(Exercise goal): Among the entries, how many lines carry the string "Please"? Give the number and nothing else.

(The data):
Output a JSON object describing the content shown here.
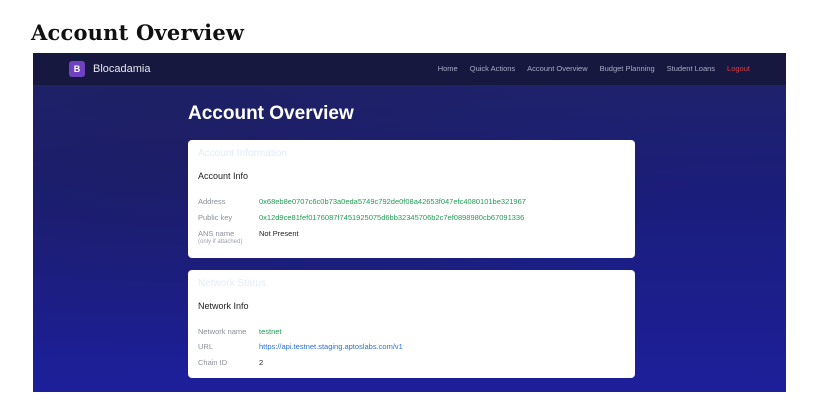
{
  "document": {
    "title": "Account Overview"
  },
  "navbar": {
    "brand_logo": "B",
    "brand_name": "Blocadamia",
    "links": [
      "Home",
      "Quick Actions",
      "Account Overview",
      "Budget Planning",
      "Student Loans",
      "Logout"
    ]
  },
  "page": {
    "title": "Account Overview"
  },
  "account_card": {
    "header": "Account Information",
    "subtitle": "Account Info",
    "rows": [
      {
        "label": "Address",
        "value": "0x68eb8e0707c6c0b73a0eda5749c792de0f08a42653f047efc4080101be321967"
      },
      {
        "label": "Public key",
        "value": "0x12d9ce81fef0176087f7451925075d6bb32345706b2c7ef0898980cb67091336"
      },
      {
        "label": "ANS name",
        "sublabel": "(only if attached)",
        "value": "Not Present"
      }
    ]
  },
  "network_card": {
    "header": "Network Status",
    "subtitle": "Network Info",
    "rows": [
      {
        "label": "Network name",
        "value": "testnet"
      },
      {
        "label": "URL",
        "value": "https://api.testnet.staging.aptoslabs.com/v1"
      },
      {
        "label": "Chain ID",
        "value": "2"
      }
    ]
  },
  "colors": {
    "brand_accent": "#6f42c1",
    "logout": "#e03c3c",
    "value_green": "#1f9d55",
    "link_blue": "#2b6fd6",
    "navbar_bg": "#16183f",
    "page_bg": "#1c1f9a"
  }
}
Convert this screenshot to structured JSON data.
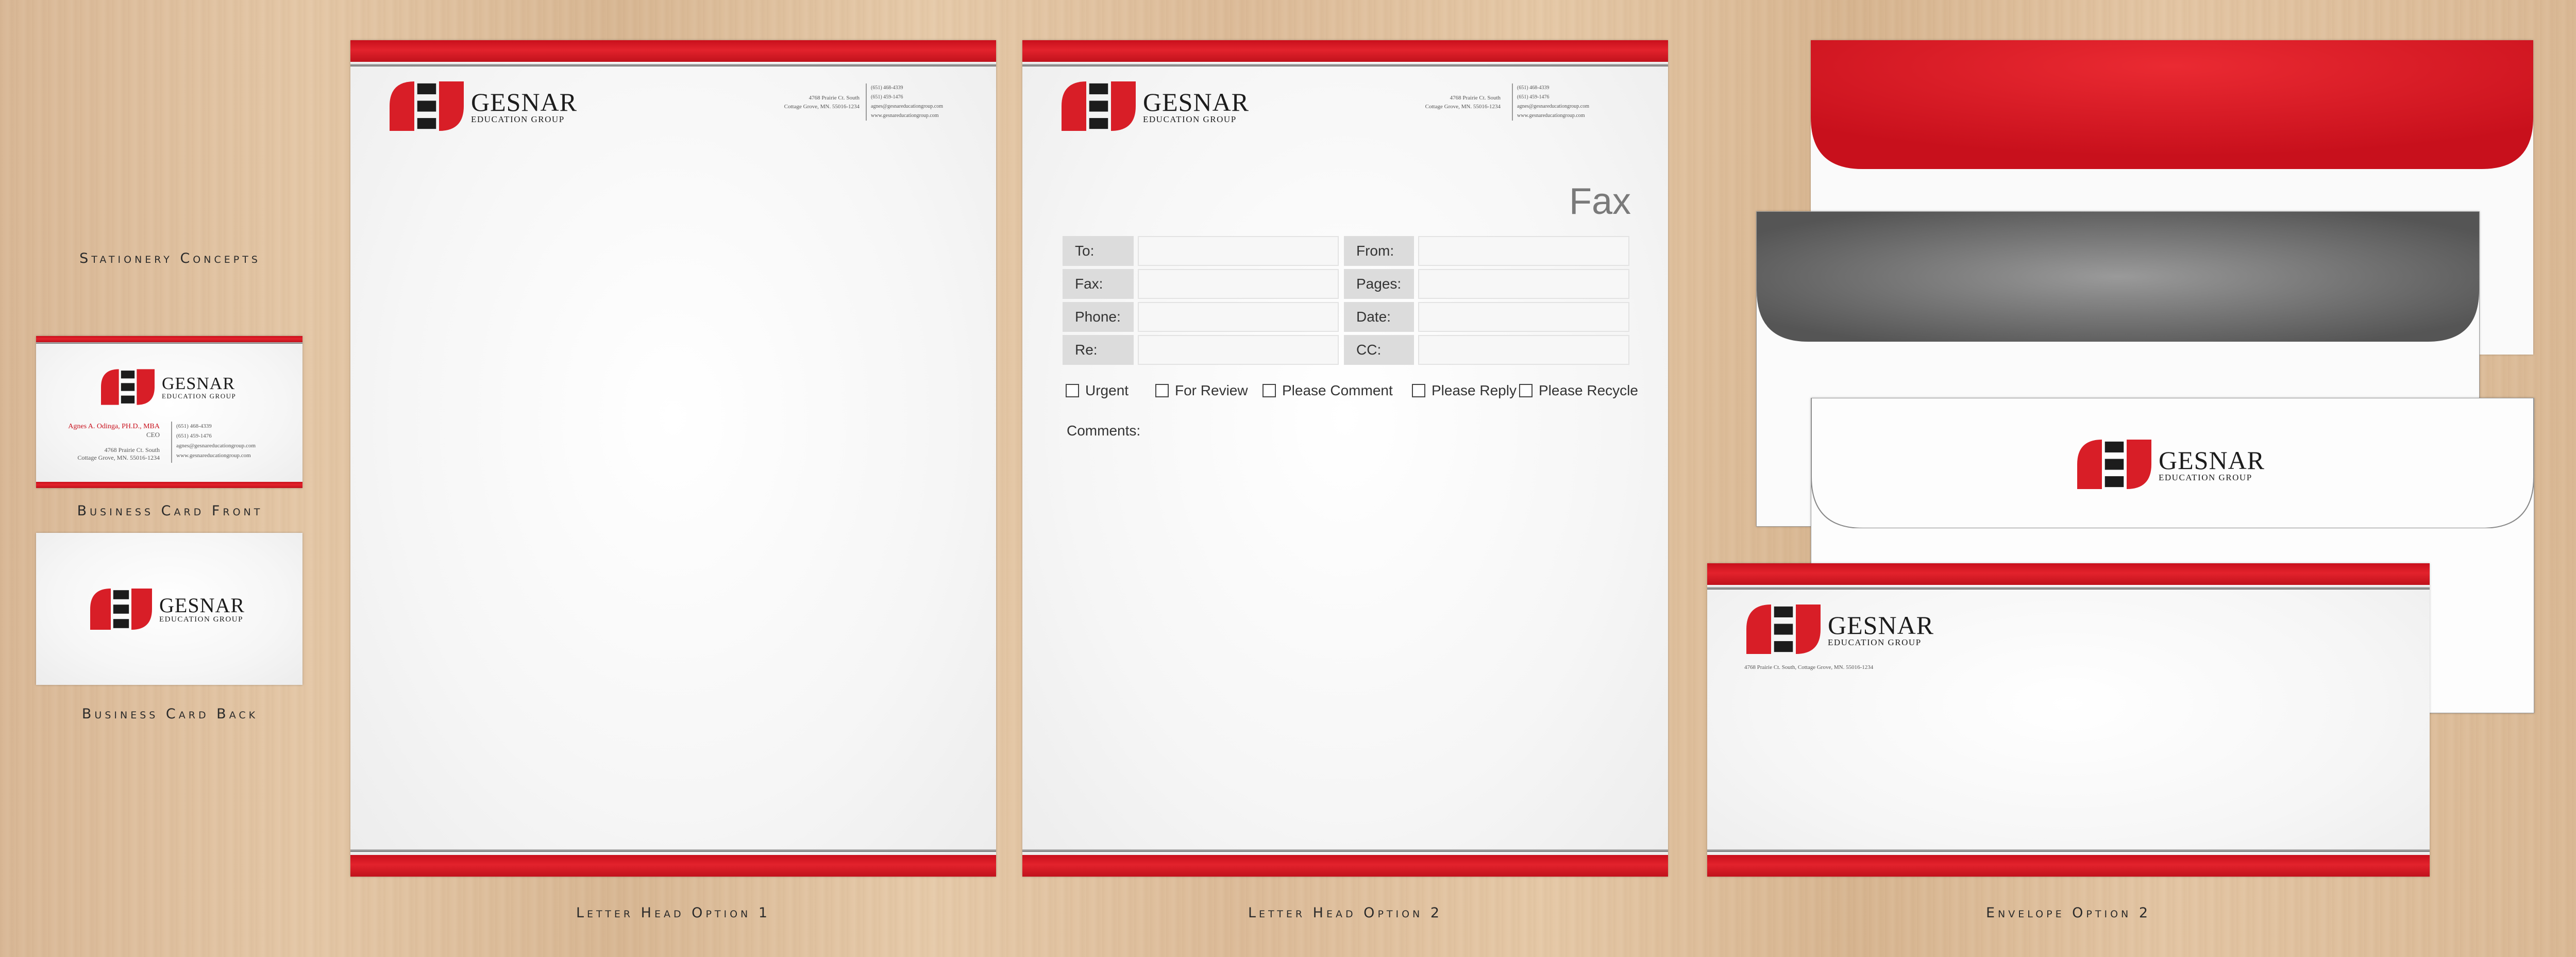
{
  "captions": {
    "stationery": "Stationery Concepts",
    "card_front": "Business Card Front",
    "card_back": "Business Card Back",
    "letterhead1": "Letter head Option 1",
    "letterhead2": "Letter head Option 2",
    "envelope": "Envelope Option 2"
  },
  "brand": {
    "name": "GESNAR",
    "subtitle": "EDUCATION GROUP",
    "red": "#d81e27",
    "dark": "#1c1c1c",
    "logo_icon": "gesnar-logo-icon"
  },
  "contact": {
    "address1": "4768 Prairie Ct. South",
    "address2": "Cottage Grove, MN. 55016-1234",
    "phone": "(651) 468-4339",
    "fax": "(651) 459-1476",
    "email": "agnes@gesnareducationgroup.com",
    "web": "www.gesnareducationgroup.com",
    "address_line": "4768 Prairie Ct. South, Cottage Grove, MN. 55016-1234"
  },
  "card": {
    "person_name": "Agnes A. Odinga",
    "credentials": "PH.D., MBA",
    "title": "CEO"
  },
  "fax": {
    "title": "Fax",
    "rows": [
      {
        "left": "To:",
        "right": "From:"
      },
      {
        "left": "Fax:",
        "right": "Pages:"
      },
      {
        "left": "Phone:",
        "right": "Date:"
      },
      {
        "left": "Re:",
        "right": "CC:"
      }
    ],
    "checks": [
      "Urgent",
      "For Review",
      "Please Comment",
      "Please Reply",
      "Please Recycle"
    ],
    "comments_label": "Comments:"
  }
}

(Solution to this exercise): 3